Foundations Of Cognitive Science


In the formal study of logic, language, and computation a language is the set of expressions – sentences, strings of symbols – that can be produced from a particular grammar (Chomsky, 1965; Parkes, 2002).  While, by definition, the grammar will be finite – consisting of a finite alphabet of symbols, and a finite set of rules for manipulating these symbols – the language produced by the grammar can be infinite.  That is, the set of expressions generated by a grammar can be an infinite set.  This definition of language is very abstract and computational, and is not concerned with the many performance-related issues that would be of concern to a psycholinguist.


  1. Chomsky, N. (1965). Aspects Of The Theory Of Syntax.
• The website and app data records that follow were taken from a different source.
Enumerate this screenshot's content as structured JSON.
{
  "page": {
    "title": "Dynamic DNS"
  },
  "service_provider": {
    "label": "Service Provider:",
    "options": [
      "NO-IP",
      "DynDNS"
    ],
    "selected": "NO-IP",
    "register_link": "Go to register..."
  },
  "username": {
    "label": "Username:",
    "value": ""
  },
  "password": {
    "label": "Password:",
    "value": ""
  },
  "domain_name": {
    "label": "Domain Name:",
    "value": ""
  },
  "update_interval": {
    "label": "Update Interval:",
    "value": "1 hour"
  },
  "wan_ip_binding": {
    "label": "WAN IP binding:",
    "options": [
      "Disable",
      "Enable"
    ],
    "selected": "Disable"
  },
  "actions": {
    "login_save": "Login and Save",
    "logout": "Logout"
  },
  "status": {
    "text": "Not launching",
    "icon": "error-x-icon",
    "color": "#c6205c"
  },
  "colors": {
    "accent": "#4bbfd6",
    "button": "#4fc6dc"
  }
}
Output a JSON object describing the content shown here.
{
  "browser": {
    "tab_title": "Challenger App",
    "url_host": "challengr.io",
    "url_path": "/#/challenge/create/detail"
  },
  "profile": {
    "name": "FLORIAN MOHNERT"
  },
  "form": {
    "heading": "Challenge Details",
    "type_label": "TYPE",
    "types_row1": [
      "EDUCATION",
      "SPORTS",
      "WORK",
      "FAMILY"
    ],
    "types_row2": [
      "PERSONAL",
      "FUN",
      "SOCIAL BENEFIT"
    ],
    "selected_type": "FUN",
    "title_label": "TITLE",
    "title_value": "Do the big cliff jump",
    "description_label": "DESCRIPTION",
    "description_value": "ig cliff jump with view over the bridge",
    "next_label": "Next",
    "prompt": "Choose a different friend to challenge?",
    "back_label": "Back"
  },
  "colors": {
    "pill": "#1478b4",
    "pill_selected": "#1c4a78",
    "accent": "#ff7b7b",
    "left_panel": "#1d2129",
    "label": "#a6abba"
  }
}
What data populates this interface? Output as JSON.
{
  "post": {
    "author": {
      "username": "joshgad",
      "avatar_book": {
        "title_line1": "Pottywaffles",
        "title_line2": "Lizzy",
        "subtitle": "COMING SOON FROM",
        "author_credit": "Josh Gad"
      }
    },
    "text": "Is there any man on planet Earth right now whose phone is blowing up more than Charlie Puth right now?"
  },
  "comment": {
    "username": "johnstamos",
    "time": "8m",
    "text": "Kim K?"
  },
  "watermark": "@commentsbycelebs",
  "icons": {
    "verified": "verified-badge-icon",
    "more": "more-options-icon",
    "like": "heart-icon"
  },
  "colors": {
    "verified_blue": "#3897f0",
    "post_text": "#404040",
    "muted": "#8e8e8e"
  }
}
Cambridge, MA: MIT Press.
  2. Parkes, A. (2002). Introduction to Languages, Machines and Logic: Computable Languages, Abstract Machines and Formal Logic. London ; New York: Springer.

(Added September 2010)